Andrea Rosko - 2011 Program Participant

Why did you decide to study abroad?

I wanted to study abroad to enrich my academic and personal undergraduate experience through cultural and language immersion.

Why did you choose the American University of Beirut (AUB)?

I decided to apply for the AUB semester study abroad program to take advantage of the university's colloquial and modern standard Arabic courses as well as its partnership with my home institution, Syracuse University.

The ruins at Baalbek in Lebanon

The ruins at Baalbek

What was your favorite part about Beirut?

The city of Beirut is the most complex and unique city that I have ever visited. The immense and diverse density of different cultures, religions, and geography in such a small city and country was fascinating and fun.

What made your studies at AUB unique?

The program offered language courses in both colloquial arabic and modern standard Arabic, while also allowing for enrollment in a diverse and expansive set of social and political science courses.

How did local university staff support you throughout your program?

The professors and staff at AUB were immensely helpful. As many higher education institutions, in particular ones that you are unfamiliar with, AUB as an institution was difficult to navigate, however the staff and individual professors were open and available and willing to support students, both academically and in their navigation of the university and the city.

What surprised you most about Beirut?

I think what surprised me most about Beirut was how much there was to learn and see and do throughout the city.

What's one thing you wish you would have done differently?

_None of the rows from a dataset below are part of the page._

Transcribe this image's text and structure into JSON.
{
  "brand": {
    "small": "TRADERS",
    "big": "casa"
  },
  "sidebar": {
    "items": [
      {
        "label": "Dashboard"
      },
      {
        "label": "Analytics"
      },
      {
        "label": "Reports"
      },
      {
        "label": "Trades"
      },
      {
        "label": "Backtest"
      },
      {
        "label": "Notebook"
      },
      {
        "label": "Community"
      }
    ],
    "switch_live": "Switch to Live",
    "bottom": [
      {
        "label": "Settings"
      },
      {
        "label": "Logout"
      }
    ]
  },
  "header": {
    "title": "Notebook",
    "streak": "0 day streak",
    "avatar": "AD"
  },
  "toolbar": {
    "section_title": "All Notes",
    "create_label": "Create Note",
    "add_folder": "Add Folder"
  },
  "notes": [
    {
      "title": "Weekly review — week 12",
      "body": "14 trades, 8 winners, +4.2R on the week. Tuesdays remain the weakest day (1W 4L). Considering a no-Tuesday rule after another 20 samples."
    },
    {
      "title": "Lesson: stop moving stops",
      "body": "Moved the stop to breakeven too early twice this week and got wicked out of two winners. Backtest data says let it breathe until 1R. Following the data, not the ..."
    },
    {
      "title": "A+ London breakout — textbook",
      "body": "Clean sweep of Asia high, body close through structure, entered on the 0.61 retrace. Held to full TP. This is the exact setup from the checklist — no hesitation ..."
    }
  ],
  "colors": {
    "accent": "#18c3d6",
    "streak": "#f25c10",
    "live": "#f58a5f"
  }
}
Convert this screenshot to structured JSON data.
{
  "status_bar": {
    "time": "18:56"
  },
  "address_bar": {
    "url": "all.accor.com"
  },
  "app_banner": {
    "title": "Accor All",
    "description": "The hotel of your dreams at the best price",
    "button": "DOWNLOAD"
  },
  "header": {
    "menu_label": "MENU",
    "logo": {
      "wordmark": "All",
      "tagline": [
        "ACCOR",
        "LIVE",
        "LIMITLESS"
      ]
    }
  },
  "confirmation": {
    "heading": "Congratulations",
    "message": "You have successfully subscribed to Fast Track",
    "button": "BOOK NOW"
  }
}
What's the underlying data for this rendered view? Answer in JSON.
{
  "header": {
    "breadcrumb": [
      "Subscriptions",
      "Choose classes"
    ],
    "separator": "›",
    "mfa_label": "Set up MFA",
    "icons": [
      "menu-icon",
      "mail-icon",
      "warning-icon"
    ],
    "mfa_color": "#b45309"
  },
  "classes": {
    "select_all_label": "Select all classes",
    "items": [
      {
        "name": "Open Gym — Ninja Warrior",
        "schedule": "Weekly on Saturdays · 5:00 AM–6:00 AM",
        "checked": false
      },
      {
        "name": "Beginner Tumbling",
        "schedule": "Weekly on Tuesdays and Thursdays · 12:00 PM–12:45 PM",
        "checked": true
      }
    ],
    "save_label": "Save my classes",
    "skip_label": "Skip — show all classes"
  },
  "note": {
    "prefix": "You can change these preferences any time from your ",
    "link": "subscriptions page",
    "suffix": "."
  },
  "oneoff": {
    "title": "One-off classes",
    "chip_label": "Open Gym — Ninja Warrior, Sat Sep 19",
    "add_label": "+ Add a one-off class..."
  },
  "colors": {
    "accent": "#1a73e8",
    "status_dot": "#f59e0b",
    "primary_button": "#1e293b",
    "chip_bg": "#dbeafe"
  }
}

I wish I had taken advantage of the location and the linguistic opportunities sooner. If given a second opportunity, I would push myself harder to apply my language learning and would spend even more time exploring the country as a whole.

How difficult was it to communicate with locals?

Communicating with the locals was easy, particularly in Beirut. Many people in Beirut and in Lebanon speak English and many of them are also willing and encouraging when you try out your Arabic skills.

Describe a day in the life of an international student at AUB.

Each day classes would begin relatively early, so after waking up I would head toward the main campus building, likely grabbing a coffee and a manousheh (traditional lebanese breakfast flatbread) along the way. After a few morning classes, I would usually walk just outside the campus gates with both local and international friends to grab food at one of the many affordable options on Bliss Street.

Then, I would either attend an afternoon class or head to one of AUB's many outdoor spaces to study with friends, typically either in the Green Oval or AUB Beach. In the evening I would meet up with friends at any of the numerous cafes or bars, or relax on a friends' balcony into the evening.

Weekends were full of exploration, visiting Beirut's different neighborhoods or traveling outside of the city to enjoy various historical sites, wineries, beaches or hiking and camping in the mountains.

Jounieh coastline in Beirut, Lebanon

The coast of Jounieh - view from a famous seafood restaurant

What did you enjoy doing on your free time?

Driving to Sour (Tire) on the weekends to visit the local public beach. Unlike many of the resorts in Beirut which have rock beaches and expensive entry fees, Sour's public beaches offered an expanse of soft sand and free entry.

What type of accommodation did you have? What did you like best about it?

During my studies, I stayed in the all female AUB associated dormitory a few blocks away from AUB's main campus. The accommodations were beautiful and spacious and I got to share a double suite with a young Lebanese girl. Living in an AUB building was a relief for many reasons. Despite some restrictions on visitors and curfews, we had 24 hour water and electricity and many resources that friends living off campus did not have.

What was the hardest part about studying abroad in Beirut?

The hardest part about studying abroad for me was the initial transition. After I got through the first 72 hours and had time to meet people I was living and taking courses with, and after I developed a routine, that initial nervousness faded quickly!

What is one thing you wish you would have known before studying abroad in Lebanon?

I had studied abroad before and felt prepared to live in Lebanon, but I would recommend doing some research on the weather and on what you might like to do in your spare time, as that would dictate what kinds of things you might need to pack!

Ksara Vineyard in Beqaa Valley, Lebanon

A sunny afternoon at Ksara Vineyard

Do you have any packing tips for students headed to Beirut?

Beirut has a very moderate climate and a variety of different activities. You'll want to have with you a little bit of everything. Definitely check the weather for the months you'll be there, and don't forget a swimsuit and an umbrella just in case!

Now that you're home, how would much would you say your time abroad has impacted your life?

The program, and in particular the time I spent in Lebanon after the conclusion of the program, has shaped my career path and I believe helped my admittance into a competitive and well respected graduate institution.

There are so many benefits of study abroad. Going to Beirut transformed my life; I learned a lot about myself and about how to adapt to diverse and unique environments.

Would you recommend the American University of Beirut to other students?

I would definitely recommend AUB to other students. They have a wonderful array of coursework and skilled professors in a variety of subject areas. In addition, the campus is beautiful and surrounded by cafes and restaurants!

If you could study abroad again, where would you go?

I would go back to Lebanon in a heartbeat.